[Source records Boundary: Start]
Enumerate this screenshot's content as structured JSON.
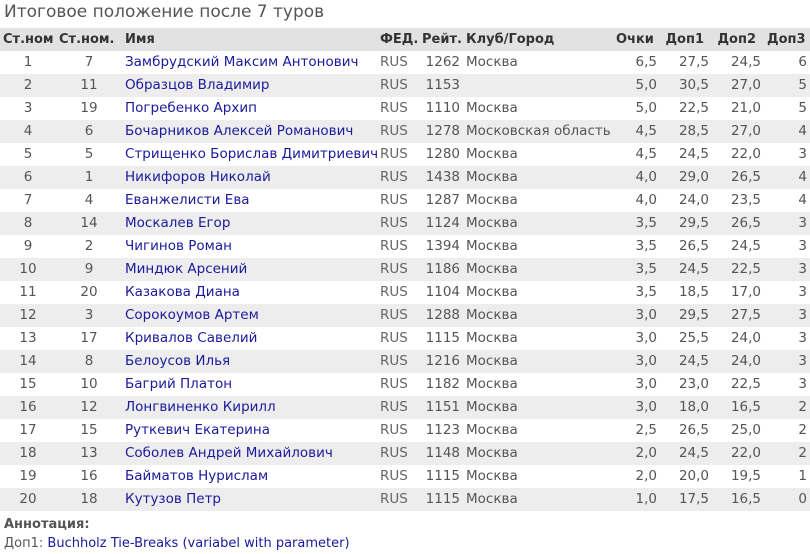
{
  "title": "Итоговое положение после 7 туров",
  "columns": {
    "start_no": "Ст.ном",
    "start_no2": "Ст.ном.",
    "name": "Имя",
    "fed": "ФЕД.",
    "rating": "Рейт.",
    "club": "Клуб/Город",
    "points": "Очки",
    "tb1": "Доп1",
    "tb2": "Доп2",
    "tb3": "Доп3"
  },
  "rows": [
    {
      "rank": "1",
      "start": "7",
      "name": "Замбрудский Максим Антонович",
      "fed": "RUS",
      "rating": "1262",
      "club": "Москва",
      "points": "6,5",
      "tb1": "27,5",
      "tb2": "24,5",
      "tb3": "6"
    },
    {
      "rank": "2",
      "start": "11",
      "name": "Образцов Владимир",
      "fed": "RUS",
      "rating": "1153",
      "club": "",
      "points": "5,0",
      "tb1": "30,5",
      "tb2": "27,0",
      "tb3": "5"
    },
    {
      "rank": "3",
      "start": "19",
      "name": "Погребенко Архип",
      "fed": "RUS",
      "rating": "1110",
      "club": "Москва",
      "points": "5,0",
      "tb1": "22,5",
      "tb2": "21,0",
      "tb3": "5"
    },
    {
      "rank": "4",
      "start": "6",
      "name": "Бочарников Алексей Романович",
      "fed": "RUS",
      "rating": "1278",
      "club": "Московская область",
      "points": "4,5",
      "tb1": "28,5",
      "tb2": "27,0",
      "tb3": "4"
    },
    {
      "rank": "5",
      "start": "5",
      "name": "Стрищенко Борислав Димитриевич",
      "fed": "RUS",
      "rating": "1280",
      "club": "Москва",
      "points": "4,5",
      "tb1": "24,5",
      "tb2": "22,0",
      "tb3": "3"
    },
    {
      "rank": "6",
      "start": "1",
      "name": "Никифоров Николай",
      "fed": "RUS",
      "rating": "1438",
      "club": "Москва",
      "points": "4,0",
      "tb1": "29,0",
      "tb2": "26,5",
      "tb3": "4"
    },
    {
      "rank": "7",
      "start": "4",
      "name": "Еванжелисти Ева",
      "fed": "RUS",
      "rating": "1287",
      "club": "Москва",
      "points": "4,0",
      "tb1": "24,0",
      "tb2": "23,5",
      "tb3": "4"
    },
    {
      "rank": "8",
      "start": "14",
      "name": "Москалев Егор",
      "fed": "RUS",
      "rating": "1124",
      "club": "Москва",
      "points": "3,5",
      "tb1": "29,5",
      "tb2": "26,5",
      "tb3": "3"
    },
    {
      "rank": "9",
      "start": "2",
      "name": "Чигинов Роман",
      "fed": "RUS",
      "rating": "1394",
      "club": "Москва",
      "points": "3,5",
      "tb1": "26,5",
      "tb2": "24,5",
      "tb3": "3"
    },
    {
      "rank": "10",
      "start": "9",
      "name": "Миндюк Арсений",
      "fed": "RUS",
      "rating": "1186",
      "club": "Москва",
      "points": "3,5",
      "tb1": "24,5",
      "tb2": "22,5",
      "tb3": "3"
    },
    {
      "rank": "11",
      "start": "20",
      "name": "Казакова Диана",
      "fed": "RUS",
      "rating": "1104",
      "club": "Москва",
      "points": "3,5",
      "tb1": "18,5",
      "tb2": "17,0",
      "tb3": "3"
    },
    {
      "rank": "12",
      "start": "3",
      "name": "Сорокоумов Артем",
      "fed": "RUS",
      "rating": "1288",
      "club": "Москва",
      "points": "3,0",
      "tb1": "29,5",
      "tb2": "27,5",
      "tb3": "3"
    },
    {
      "rank": "13",
      "start": "17",
      "name": "Кривалов Савелий",
      "fed": "RUS",
      "rating": "1115",
      "club": "Москва",
      "points": "3,0",
      "tb1": "25,5",
      "tb2": "24,0",
      "tb3": "3"
    },
    {
      "rank": "14",
      "start": "8",
      "name": "Белоусов Илья",
      "fed": "RUS",
      "rating": "1216",
      "club": "Москва",
      "points": "3,0",
      "tb1": "24,5",
      "tb2": "24,0",
      "tb3": "3"
    },
    {
      "rank": "15",
      "start": "10",
      "name": "Багрий Платон",
      "fed": "RUS",
      "rating": "1182",
      "club": "Москва",
      "points": "3,0",
      "tb1": "23,0",
      "tb2": "22,5",
      "tb3": "3"
    },
    {
      "rank": "16",
      "start": "12",
      "name": "Лонгвиненко Кирилл",
      "fed": "RUS",
      "rating": "1151",
      "club": "Москва",
      "points": "3,0",
      "tb1": "18,0",
      "tb2": "16,5",
      "tb3": "2"
    },
    {
      "rank": "17",
      "start": "15",
      "name": "Руткевич Екатерина",
      "fed": "RUS",
      "rating": "1123",
      "club": "Москва",
      "points": "2,5",
      "tb1": "26,5",
      "tb2": "25,0",
      "tb3": "2"
    },
    {
      "rank": "18",
      "start": "13",
      "name": "Соболев Андрей Михайлович",
      "fed": "RUS",
      "rating": "1148",
      "club": "Москва",
      "points": "2,0",
      "tb1": "24,5",
      "tb2": "22,0",
      "tb3": "2"
    },
    {
      "rank": "19",
      "start": "16",
      "name": "Байматов Нурислам",
      "fed": "RUS",
      "rating": "1115",
      "club": "Москва",
      "points": "2,0",
      "tb1": "20,0",
      "tb2": "19,5",
      "tb3": "1"
    },
    {
      "rank": "20",
      "start": "18",
      "name": "Кутузов Петр",
      "fed": "RUS",
      "rating": "1115",
      "club": "Москва",
      "points": "1,0",
      "tb1": "17,5",
      "tb2": "16,5",
      "tb3": "0"
    }
  ],
  "annotation": {
    "title": "Аннотация:",
    "label": "Доп1:",
    "text": "Buchholz Tie-Breaks (variabel with parameter)"
  },
  "colors": {
    "header_bg": "#e2e2e2",
    "row_alt_bg": "#ededed",
    "link": "#1a1a9c",
    "text": "#555555"
  }
}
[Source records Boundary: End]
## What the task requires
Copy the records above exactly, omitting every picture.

## Exercise output
Enumerate this screenshot's content as structured JSON.
{
  "title": "Итоговое положение после 7 туров",
  "columns": {
    "start_no": "Ст.ном",
    "start_no2": "Ст.ном.",
    "name": "Имя",
    "fed": "ФЕД.",
    "rating": "Рейт.",
    "club": "Клуб/Город",
    "points": "Очки",
    "tb1": "Доп1",
    "tb2": "Доп2",
    "tb3": "Доп3"
  },
  "rows": [
    {
      "rank": "1",
      "start": "7",
      "name": "Замбрудский Максим Антонович",
      "fed": "RUS",
      "rating": "1262",
      "club": "Москва",
      "points": "6,5",
      "tb1": "27,5",
      "tb2": "24,5",
      "tb3": "6"
    },
    {
      "rank": "2",
      "start": "11",
      "name": "Образцов Владимир",
      "fed": "RUS",
      "rating": "1153",
      "club": "",
      "points": "5,0",
      "tb1": "30,5",
      "tb2": "27,0",
      "tb3": "5"
    },
    {
      "rank": "3",
      "start": "19",
      "name": "Погребенко Архип",
      "fed": "RUS",
      "rating": "1110",
      "club": "Москва",
      "points": "5,0",
      "tb1": "22,5",
      "tb2": "21,0",
      "tb3": "5"
    },
    {
      "rank": "4",
      "start": "6",
      "name": "Бочарников Алексей Романович",
      "fed": "RUS",
      "rating": "1278",
      "club": "Московская область",
      "points": "4,5",
      "tb1": "28,5",
      "tb2": "27,0",
      "tb3": "4"
    },
    {
      "rank": "5",
      "start": "5",
      "name": "Стрищенко Борислав Димитриевич",
      "fed": "RUS",
      "rating": "1280",
      "club": "Москва",
      "points": "4,5",
      "tb1": "24,5",
      "tb2": "22,0",
      "tb3": "3"
    },
    {
      "rank": "6",
      "start": "1",
      "name": "Никифоров Николай",
      "fed": "RUS",
      "rating": "1438",
      "club": "Москва",
      "points": "4,0",
      "tb1": "29,0",
      "tb2": "26,5",
      "tb3": "4"
    },
    {
      "rank": "7",
      "start": "4",
      "name": "Еванжелисти Ева",
      "fed": "RUS",
      "rating": "1287",
      "club": "Москва",
      "points": "4,0",
      "tb1": "24,0",
      "tb2": "23,5",
      "tb3": "4"
    },
    {
      "rank": "8",
      "start": "14",
      "name": "Москалев Егор",
      "fed": "RUS",
      "rating": "1124",
      "club": "Москва",
      "points": "3,5",
      "tb1": "29,5",
      "tb2": "26,5",
      "tb3": "3"
    },
    {
      "rank": "9",
      "start": "2",
      "name": "Чигинов Роман",
      "fed": "RUS",
      "rating": "1394",
      "club": "Москва",
      "points": "3,5",
      "tb1": "26,5",
      "tb2": "24,5",
      "tb3": "3"
    },
    {
      "rank": "10",
      "start": "9",
      "name": "Миндюк Арсений",
      "fed": "RUS",
      "rating": "1186",
      "club": "Москва",
      "points": "3,5",
      "tb1": "24,5",
      "tb2": "22,5",
      "tb3": "3"
    },
    {
      "rank": "11",
      "start": "20",
      "name": "Казакова Диана",
      "fed": "RUS",
      "rating": "1104",
      "club": "Москва",
      "points": "3,5",
      "tb1": "18,5",
      "tb2": "17,0",
      "tb3": "3"
    },
    {
      "rank": "12",
      "start": "3",
      "name": "Сорокоумов Артем",
      "fed": "RUS",
      "rating": "1288",
      "club": "Москва",
      "points": "3,0",
      "tb1": "29,5",
      "tb2": "27,5",
      "tb3": "3"
    },
    {
      "rank": "13",
      "start": "17",
      "name": "Кривалов Савелий",
      "fed": "RUS",
      "rating": "1115",
      "club": "Москва",
      "points": "3,0",
      "tb1": "25,5",
      "tb2": "24,0",
      "tb3": "3"
    },
    {
      "rank": "14",
      "start": "8",
      "name": "Белоусов Илья",
      "fed": "RUS",
      "rating": "1216",
      "club": "Москва",
      "points": "3,0",
      "tb1": "24,5",
      "tb2": "24,0",
      "tb3": "3"
    },
    {
      "rank": "15",
      "start": "10",
      "name": "Багрий Платон",
      "fed": "RUS",
      "rating": "1182",
      "club": "Москва",
      "points": "3,0",
      "tb1": "23,0",
      "tb2": "22,5",
      "tb3": "3"
    },
    {
      "rank": "16",
      "start": "12",
      "name": "Лонгвиненко Кирилл",
      "fed": "RUS",
      "rating": "1151",
      "club": "Москва",
      "points": "3,0",
      "tb1": "18,0",
      "tb2": "16,5",
      "tb3": "2"
    },
    {
      "rank": "17",
      "start": "15",
      "name": "Руткевич Екатерина",
      "fed": "RUS",
      "rating": "1123",
      "club": "Москва",
      "points": "2,5",
      "tb1": "26,5",
      "tb2": "25,0",
      "tb3": "2"
    },
    {
      "rank": "18",
      "start": "13",
      "name": "Соболев Андрей Михайлович",
      "fed": "RUS",
      "rating": "1148",
      "club": "Москва",
      "points": "2,0",
      "tb1": "24,5",
      "tb2": "22,0",
      "tb3": "2"
    },
    {
      "rank": "19",
      "start": "16",
      "name": "Байматов Нурислам",
      "fed": "RUS",
      "rating": "1115",
      "club": "Москва",
      "points": "2,0",
      "tb1": "20,0",
      "tb2": "19,5",
      "tb3": "1"
    },
    {
      "rank": "20",
      "start": "18",
      "name": "Кутузов Петр",
      "fed": "RUS",
      "rating": "1115",
      "club": "Москва",
      "points": "1,0",
      "tb1": "17,5",
      "tb2": "16,5",
      "tb3": "0"
    }
  ],
  "annotation": {
    "title": "Аннотация:",
    "label": "Доп1:",
    "text": "Buchholz Tie-Breaks (variabel with parameter)"
  },
  "colors": {
    "header_bg": "#e2e2e2",
    "row_alt_bg": "#ededed",
    "link": "#1a1a9c",
    "text": "#555555"
  }
}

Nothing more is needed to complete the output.